“…as the FDA contemplates the Internet and social media as an emerging source of drug safety data, it is essential to consider what characteristics distinguish a social media site as being capable of contributing to drug safety in a meaningful, computable and quantifiable manner.”
Meaningful, computable and quantifiable are three words that underscore all that we do at PatientsLikeMe. This includes the creation of our patient safety program. Early on, we approached patient safety proactively with a pilot program in our Multiple Sclerosis Community. Launched in 2009, this program allows patients to voluntarily report adverse events that funnel to the FDA’s MedWatch system. Our system automatically pulls relevant data from the patient’s existing profile into an FDA 3500 form, dramatically reducing form completion time.
Going beyond that in areas where we work deeply with our pharma clients, we developed an integrated and comprehensive drug safety reporting platform that monitors patient data and free-text for potential adverse events. This data is then medically curated into standard MedDRA terminology and submitted electronically to meet regulatory timelines and reporting criteria. Of note, PatientsLikeMe is the only online health data platform in social media that has passed multiple drug safety compliance audits.
The reality today is that patients are sharing their real-life experiences with post-marketed drugs online. By using structured data collection tools within the PatientsLikeMe platform overseen by a drug safety professional, industry partners can improve patient safety.
This is about more than just compliance, though. We believe it’s about leadership – patients and pharma working together in new ways. Listening – to understand the positive and negative patient experience – is the right step in developing a trusted relationship. And this trust-based relationship is the only foundation upon which to build your social media strategy.
Last Fall, PatientsLikeMe introduced our Quality of Life (QoL) tool which is displayed on the profiles of members in the HIV community. By answering a few questions, patients can see how HIV is impacting them – physically, socially and mentally. Today, this same QoL measure is used by thousands of patients across the HIV community and other communities, such as Epilepsy and Organ Transplants.
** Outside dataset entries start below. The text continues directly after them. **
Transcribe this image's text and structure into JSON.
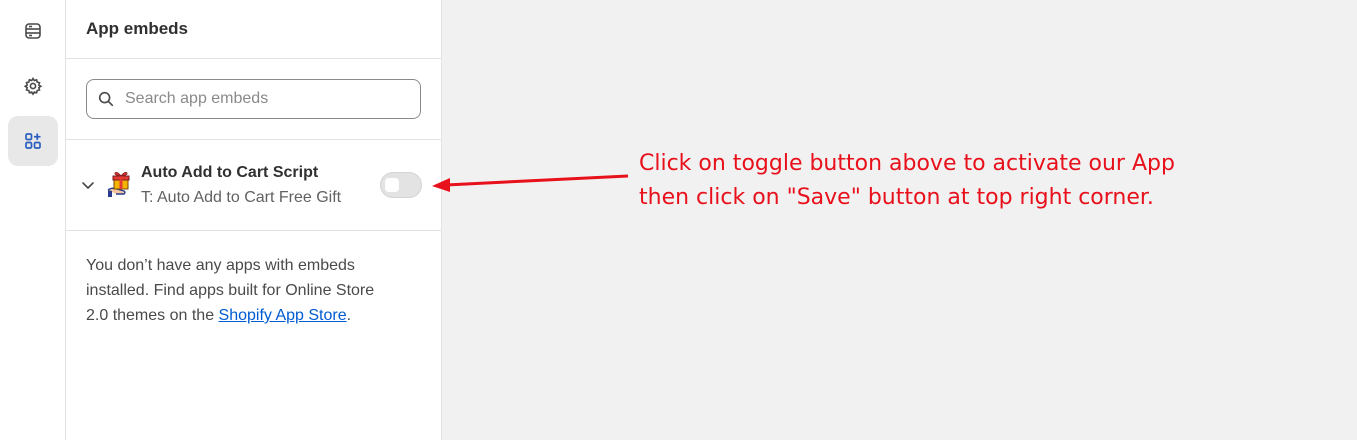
{
  "sidebar": {
    "items": [
      {
        "icon": "sections-icon",
        "active": false
      },
      {
        "icon": "gear-icon",
        "active": false
      },
      {
        "icon": "app-embeds-icon",
        "active": true
      }
    ]
  },
  "panel": {
    "title": "App embeds",
    "search": {
      "placeholder": "Search app embeds",
      "value": ""
    },
    "embeds": [
      {
        "name": "Auto Add to Cart Script",
        "subtitle": "T: Auto Add to Cart Free Gift",
        "enabled": false,
        "icon": "gift-icon"
      }
    ],
    "info_text": "You don’t have any apps with embeds installed. Find apps built for Online Store 2.0 themes on the ",
    "info_link": "Shopify App Store",
    "info_suffix": "."
  },
  "annotation": {
    "line1": "Click on toggle button above to activate our App",
    "line2": "then click on \"Save\" button at top right corner.",
    "color": "#e8101b"
  }
}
“[In the HIV community], we’ve taken a look at the relationship between QoL and CD4 level and find the average score of patients with CD4 below 200 is significantly lower for physical, mental and social well-being. People with the most comprised immune systems have worse quality of life, across all 3 domains, than other patients… “
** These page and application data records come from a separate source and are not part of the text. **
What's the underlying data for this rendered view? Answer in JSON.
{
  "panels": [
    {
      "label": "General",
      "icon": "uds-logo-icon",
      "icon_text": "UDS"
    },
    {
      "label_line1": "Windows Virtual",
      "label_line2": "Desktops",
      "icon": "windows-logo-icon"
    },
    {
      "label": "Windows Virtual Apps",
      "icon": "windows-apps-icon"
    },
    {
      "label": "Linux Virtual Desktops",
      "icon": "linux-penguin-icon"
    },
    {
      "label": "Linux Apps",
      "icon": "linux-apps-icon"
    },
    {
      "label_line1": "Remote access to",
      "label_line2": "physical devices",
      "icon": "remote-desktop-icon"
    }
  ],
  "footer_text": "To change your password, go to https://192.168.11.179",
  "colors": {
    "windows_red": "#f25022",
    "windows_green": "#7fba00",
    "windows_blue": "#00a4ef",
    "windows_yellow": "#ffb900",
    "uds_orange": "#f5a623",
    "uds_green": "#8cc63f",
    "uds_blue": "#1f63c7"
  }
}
To date, several of our members have at least three QoL scores on their profile. Mike says, “Multiple uses of the QoL instrument by the same person over time helps researchers determine how small a change in QoL scores is meaningful to patients or important enough to evaluate how a treatment is working.”
Adds R&D Director, Paul Wicks, “We all know that measuring disease is important; tumor size in cancer, blood tests in cardiovascular disease, or frequency of seizures in epilepsy, for instance. Increasingly though, clinicians and researchers are coming to realize that these measures don’t give the whole story; they’re missing the real impact of a condition on patient’s ability to function. You might have high blood pressure but it doesn’t affect your life at all, or you might have a relatively low amount of pain (as measured by, say a 0-10 pain scale), but it could be interfering with your work life a great deal.”
So have you completed a quality of life survey recently? If so, you’ll also notice a cool new feature on the site that helps you better understand how your quality of life compares to others. When you take 5 minutes to answer the 24 questions in the survey, here’s what you’ll see:
As Mike says in his podcast, this is just the beginning. Stay tuned for more about quality of life measurements.